        She is well aware of what God’s command of her and her man is, and recites it perfectly to the serpent.

        She actually adds a bit to what God said to Adam: “neither shall you touch it”. I’m not sure what quite to make of this — whether it was her addition, or whether Adam added the prohibition himself, in relating God’s commandment to Eve.


  4. Thank God someone is not falling for this mass delusion via sophistry. Stand your ground; you are so far one of maybe three (I’m being generous) voices of reason on this ridiculous circle jerk. Disappointing to see so many fall for it.

    • CL: Something was bothering me terribly, though I almost bought it as plausible based upon a model of past society; i.e., maybe it exists, because in Patriarchal society it was beneficial, etc. Baloney. It’s every man for himself and it always has been, since the beginning of time outside of Eden. Only truly redeemed people behave in ways consistent with their possession of God’s Spirit within them – only truly redeemed people desire what God desires inherently or even seek to attempt to align their desires with what God desires. The Feminist Imperative, if we must call it that, seeks to destroy every desire that should be present in a Spirit-filled human being, and it is being used of Satan PRECISELY the way he used it in the Garden: he’s not creative – he’s predictable more often than not, if we are careful to look out for him. This is why it appears he is being successful in Christian churches – the women are so terribly deceived and have carried men into deception with them, as men are still listening to the wrong voice, even with written warning from God about what will happen! Geesh. No wonder he calls us sheep.

      • It is totally the work of Satan and I’m surprised at how few are seeing it for what it is. It’s honestly disconcerting to me to watch it unfold. People are so easily misled and we always need to check ourselves. It’s not that I think I’m immune, but it takes effort at times – as you say, you almost bought it yourself. A lot of things seem plausible that upon closer inspection are actually hollow, although I tend to intuit first and examine second. Of course it helps immeasurably to have someone else to discuss it with!

        Could you shoot us an email? I’d like to share some thoughts on this with you if you’d like. 7man.cl [at] gmail

Leave a Reply

Fill in your details below or click an icon to log in:

WordPress.com Logo

You are commenting using your WordPress.com account.
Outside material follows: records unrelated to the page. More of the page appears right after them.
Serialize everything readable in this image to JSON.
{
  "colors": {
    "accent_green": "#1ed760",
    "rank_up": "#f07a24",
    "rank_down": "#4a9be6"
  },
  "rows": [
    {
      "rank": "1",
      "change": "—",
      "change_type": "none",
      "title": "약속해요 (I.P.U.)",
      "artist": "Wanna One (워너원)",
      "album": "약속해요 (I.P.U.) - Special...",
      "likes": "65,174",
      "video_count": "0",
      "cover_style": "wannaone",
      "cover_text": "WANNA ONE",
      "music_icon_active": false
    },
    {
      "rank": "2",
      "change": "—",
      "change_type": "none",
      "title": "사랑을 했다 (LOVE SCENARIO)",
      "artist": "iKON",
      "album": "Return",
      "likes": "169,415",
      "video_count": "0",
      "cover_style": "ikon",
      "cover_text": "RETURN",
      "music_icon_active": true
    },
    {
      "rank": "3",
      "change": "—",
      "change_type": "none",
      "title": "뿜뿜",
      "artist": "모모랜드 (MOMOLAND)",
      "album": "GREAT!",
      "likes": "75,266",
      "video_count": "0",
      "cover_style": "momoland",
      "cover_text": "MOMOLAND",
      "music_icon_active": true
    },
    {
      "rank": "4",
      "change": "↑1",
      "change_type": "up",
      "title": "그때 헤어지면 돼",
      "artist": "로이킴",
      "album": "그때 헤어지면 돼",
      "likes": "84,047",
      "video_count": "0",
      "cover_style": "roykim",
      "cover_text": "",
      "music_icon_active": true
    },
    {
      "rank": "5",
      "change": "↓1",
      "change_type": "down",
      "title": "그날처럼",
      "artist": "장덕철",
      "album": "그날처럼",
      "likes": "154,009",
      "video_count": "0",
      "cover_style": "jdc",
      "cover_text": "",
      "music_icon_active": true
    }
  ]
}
Log Out / Change )

Twitter picture

You are commenting using your Twitter account. Log Out / Change )

Facebook photo

You are commenting using your Facebook account. Log Out / Change )

Google+ photo

You are commenting using your Google+ account. Log Out / Change )

Connecting to %s